July 14, 2016, 5:13 PM UTC
HB-01816 COLIN FARRELL as Pellit Jr. and JASON SUDEIKIS as Kurt in New Line Cinema’s comedy “HORRIBLE BOSSES,” a Warner Bros. Pictures release.
Photograph by John P. Johnson © 2011 New Line Productions Inc.

Ever wonder what your direct reports really think about how well you do your job? If any of them were among the 3,031 full-time employees recently surveyed by Harris Poll for CareerBuilder, you’re probably doing okay.

The study, which covered a representative sample of workers across the U.S. in a range of industries, found that 62% give their bosses an A or a B, while about one in five (22%) think their managers deserve a C. Only 10% gave a barely-passing D. Outright failure is evidently rare. Only 6% of workers flunked their bosses with an F.

People’s perceptions of their managers vary noticeably from one part of the country to another. The researchers compared four regions—the West, Midwest, South, and Northeast—and found that Western bosses were rated highest, with 32% of employees giving them an A. By contrast, workers in the Northeast awarded As only 23% of the time.


The reasons aren’t entirely clear, but it seems that, to paraphrase Thomas Jefferson’s famous line about government, he who manages least manages best. For instance, more than 30% of workers in the West say they interact with their bosses just once a week or less, versus 24% in the Northeast. Yet 69% of Western employees are satisfied with the guidance and feedback they receive, versus 59% of Northeasterners.

“We’re seeing a shift of favor toward management styles that are a little more hands-off, which employees view as trust from their bosses,” notes Rosemary Haefner, chief human resources office at CareerBuilder. “Everyone craves respect.”

Note to micromanagers: Back off.

The survey also found that about 40% of employees have quit a job because they couldn’t get along with their manager—no big surprise, considering the, um, unusual requests the workers say they’ve gotten from past bosses. Here’s a partial list.

The manager asked the employee to:

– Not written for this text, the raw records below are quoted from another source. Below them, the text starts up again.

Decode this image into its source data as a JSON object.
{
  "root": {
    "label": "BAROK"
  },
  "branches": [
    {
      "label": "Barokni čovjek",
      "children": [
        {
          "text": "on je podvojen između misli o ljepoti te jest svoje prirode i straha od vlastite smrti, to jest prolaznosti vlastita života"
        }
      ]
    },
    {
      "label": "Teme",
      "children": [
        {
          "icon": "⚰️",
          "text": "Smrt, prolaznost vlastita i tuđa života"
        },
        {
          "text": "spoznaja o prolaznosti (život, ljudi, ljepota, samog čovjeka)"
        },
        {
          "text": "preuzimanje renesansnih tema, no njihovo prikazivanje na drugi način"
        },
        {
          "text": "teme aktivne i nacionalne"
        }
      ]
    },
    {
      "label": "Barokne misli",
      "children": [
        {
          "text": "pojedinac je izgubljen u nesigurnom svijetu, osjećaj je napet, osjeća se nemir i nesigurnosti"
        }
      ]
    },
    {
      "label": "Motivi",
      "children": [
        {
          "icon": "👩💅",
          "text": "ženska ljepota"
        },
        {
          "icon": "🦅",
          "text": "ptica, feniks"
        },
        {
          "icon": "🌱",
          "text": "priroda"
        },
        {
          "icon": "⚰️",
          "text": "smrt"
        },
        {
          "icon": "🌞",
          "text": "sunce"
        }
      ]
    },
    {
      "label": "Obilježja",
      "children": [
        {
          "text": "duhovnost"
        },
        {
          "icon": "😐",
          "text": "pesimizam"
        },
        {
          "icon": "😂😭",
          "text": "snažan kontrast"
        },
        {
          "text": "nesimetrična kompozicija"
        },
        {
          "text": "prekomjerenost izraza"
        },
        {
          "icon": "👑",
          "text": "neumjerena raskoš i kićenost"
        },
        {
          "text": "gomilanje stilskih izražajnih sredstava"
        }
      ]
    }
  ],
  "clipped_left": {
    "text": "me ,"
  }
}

—Take her grandmother to a doctor’s appointment.
—Feed the birds in his backyard.
—Get a dead raccoon out of his truck.
—Break up with his girlfriend for him.
—Taste a dog treat.
—Take his cell phone to get serviced after he dropped it in the toilet.
—Organize her high school reunion.
—Help cut her out of her pants.
—Shave his back.